The vast majority of the personal breathalyzers sold in pharmacies, mass market retailers and through the internet use “semiconductor technology” for sensing and measuring the breath alcohol content (BAC). Semiconductor devices are inappropriate for those interested in BAC measurement. This article explains why semiconductor breathalyzers should not be trusted for accurate and reliable BAC measurement.
What is semiconductor breathalyzer technology?
In semiconductor breath testers the alcohol sensor is formed from an inexpensive bead of tin metal oxide which must be heated to around 300 °C in order to function. A voltage is applied to produce a current across the sensor. When alcohol and other airborne substances contact the sensor, the resistance changes and so too the electrical current. The change in current is used to measure the breath alcohol content (BAC).
How selective are semiconductor alcohol sensors?
The answer is, not very. The tin oxide sensor cannot distinguish between alcohol and other airborne substances such as gasoline vapor, cigarette smoke, hairspray, breath acetone and a wide variety of other airborne substances. These other substances alone or mixed with breath alcohol will also trigger the sensor easily causing what’s called “false positives.” In other words, the device will sense alcohol even when none is present.
Semiconductor breathalyzers are short lived.
The more you use a semiconductor breathalyzer the shorter its lifespan and the more inaccurate it becomes. Semiconductor sensors rarely last longer than a year because the sensor is easily contaminated by airborne contaminants such as cigarette smoke. Additionally, sensor saturation with alcohol can rapidly destabilize the semiconductor device and throw-off the results.
Semiconductor Accuracy and Precision
Semiconductor technology is inherently inaccurate. At best these breathalyzers can detect the presence of alcohol but they can cannot provide accurate BAC measurement. They will read high, low or correctly and you’ll never know which. If you are close to the legal driving limit of.08BAC, it is quite easy to get readings that vary from.04 BAC to.12 BAC and everywhere in between. The possible marging of error is so wide as to render these devices useless and possibly dangerous if relied upon.
How can I Identify a Semiconductor Breathalyzer?
You can be pretty confident that any personal breathalyzer sold for under $150.00 is a semiconductor device. Most of these products do not identify the technology on the packaging but usually find reference “Semiconductor” in the product specifications.
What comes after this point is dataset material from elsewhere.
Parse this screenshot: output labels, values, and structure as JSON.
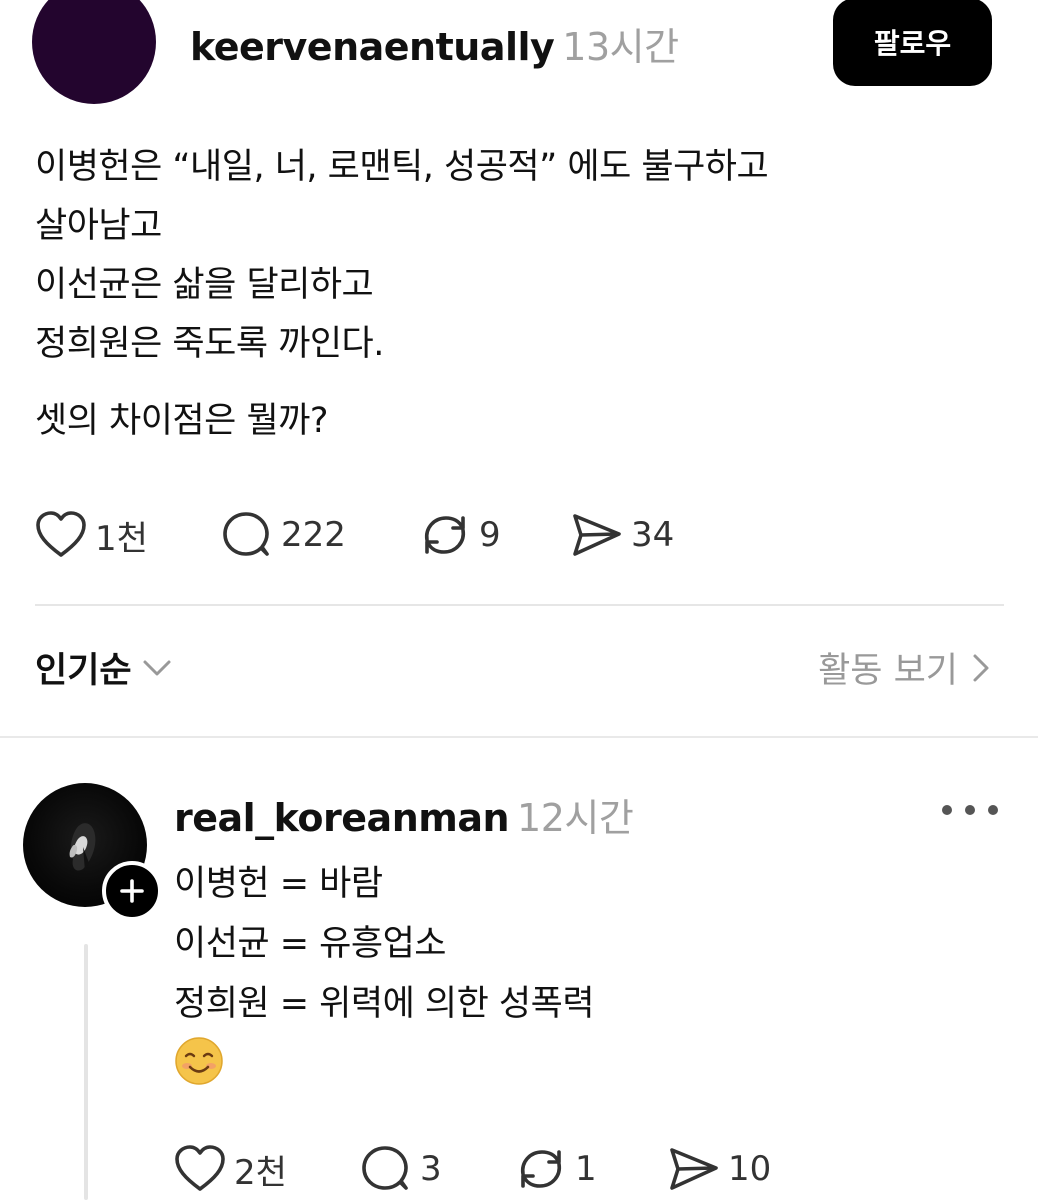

Are all Breathalyzers to be Avoided?
Professional handheld breathalyzers, such as those used by Law Enforcement do not use semiconductor technology. Professional breath alcohol instruments use “fuel cell technology.” Developed and refined over many years, this technology is more precise, accurate and reliable. Recently, law enforcement manufacturer’s have introduced personal testers that use fuel cell technology. Below are some important facts regarding semi-conductor technology which should be taken heed of
Why has Nothing Been Done to Remove Semiconductor Alcohol Testers from the Market?
Virtually all semi-conductor breath testers are imported from China, Taiwan or Korea. Many are not approved by the appropriate regulatory authorities before being sold. Those approved are passed as alcohol screeners, meaning they can detect the presence of alcohol but this does not ensure accuracy. No semiconductor alcohol tester has ever been approved for evidential use (to stand-up in a court of law) by any State Law Enforcement Agency or by the U.S. Department of Transportation. The manufacturers are far removed from the hazards of these units, the distributors cover themselves with fine print and the retailers have not stepped up. Buyer beware.